The number of women having babies born by caesarean section is growing exponentially in many parts of the world, if a UK audit released in October by the Royal College of Obstetricians and Gynaecologists is anything to go by. The audit reports that 22% of British babies are now being born by this method, vs 4% 30 years ago. In parts of the country, rates of more than 24% are not uncommon.

Examples abound of other countries where caesarean section is enjoying unprecedented popularity. The US rate is about the same as that of the UK. In Chile, 40% of births are by this route, a record for Latin America. And in Brazil's public hospitals, up to 80% of pregnant women reportedly give birth by caesarean section. In sub-Saharan Africa, rates of around 22% and more are not uncommon.

Clearly, in both industrialized and developing countries WHO's recommended rate of 15% doesn't carry much weight. Dr José Villar, WHO's coordinator for family and community health, says this level was established by about 1985 and represents "a reasonable figure set in accordance with expert opinion and based on what was known at the time".

Why the growing popularity of caesarean delivery? Convenience may be one reason: with caesarean section, a woman — and her obstetrician — can choose the time of childbirth. Safety could be another.

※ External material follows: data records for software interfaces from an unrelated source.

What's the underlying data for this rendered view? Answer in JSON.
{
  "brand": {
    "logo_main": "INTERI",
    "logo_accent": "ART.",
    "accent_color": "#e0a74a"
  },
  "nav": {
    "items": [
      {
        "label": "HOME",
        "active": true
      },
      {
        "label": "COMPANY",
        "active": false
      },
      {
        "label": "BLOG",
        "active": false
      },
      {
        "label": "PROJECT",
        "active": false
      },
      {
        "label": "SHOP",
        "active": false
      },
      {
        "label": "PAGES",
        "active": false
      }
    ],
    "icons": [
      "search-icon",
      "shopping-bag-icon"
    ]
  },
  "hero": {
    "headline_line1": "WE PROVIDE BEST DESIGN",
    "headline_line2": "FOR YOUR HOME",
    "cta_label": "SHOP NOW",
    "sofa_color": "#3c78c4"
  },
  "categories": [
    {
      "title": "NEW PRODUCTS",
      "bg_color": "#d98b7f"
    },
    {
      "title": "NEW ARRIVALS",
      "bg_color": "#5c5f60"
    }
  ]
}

Dr Alexandre Dumont of Senegal's health ministry notes in a review of caesarean section use in Africa (published in the 20 October 2001 issue of The Lancet), that three- quarters of caesarean deliveries in sub- Saharan hospitals are nearly all carried out for one or more of six reasons — protracted labour, previous caesarean section, difficult fetal presentation, premature detachment of the placenta (abruptio placentae), placental presentation (placenta praevia), and eclampsia. Caesarean section, he says, is "one of the most effective means of reducing maternal mortality".

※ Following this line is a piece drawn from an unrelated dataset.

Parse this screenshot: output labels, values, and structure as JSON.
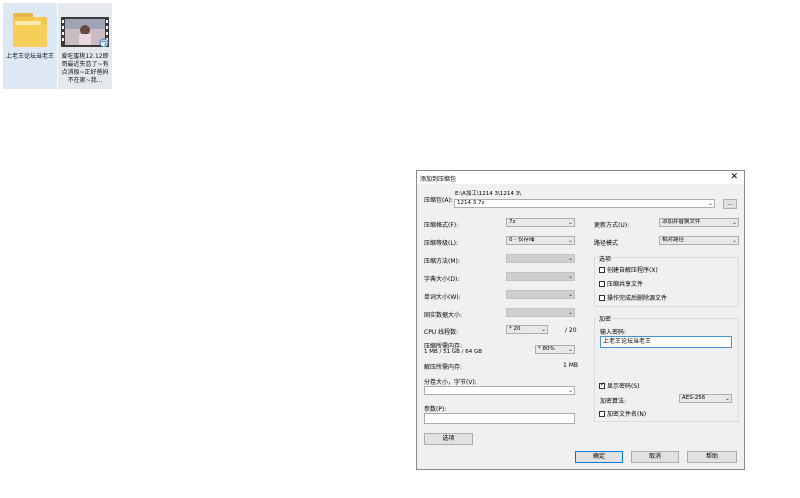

It also seems to be relatively safe, compared with vaginal delivery. A randomized 26-country trial in 2088 breech presentation pregnancies, reported in the 27 March 1999 issue of The Lancet by Canada's term breech trial collaborative group, found significantly lower perinatal and neonatal mortality rates and lower severe neonatal morbidity rates for the pregnancies where caesarean delivery was chosen than for the group of women who delivered by the vaginal route. In the same issue of The Lancet, the European mode of delivery collaboration, a consortium of 43 obstetric clinics in six European countries, reported evidence from a randomized clinical trial involving 436 women that caesarean section significantly lowers the risk of mother-to-child transmission of HIV infection without increasing the risk of complications to the mother.

Villar and his colleagues believe that there is "an unfortunate imbalance": some high-risk populations with very low caesarean section rates should increase the availability of caesarean section, where indicated by obstetrical complications. Other populations, with very high rates, might introduce ways of discouraging unnecessary recourse to caesarean section. But just what "excessive" is and what the right rate should be await definition. "We are collaborating with all interested parties around the world," says Villar, "in order to identify what a realistic and safe range would be."

Laszlo Dosa, Jupiter, Florida, USA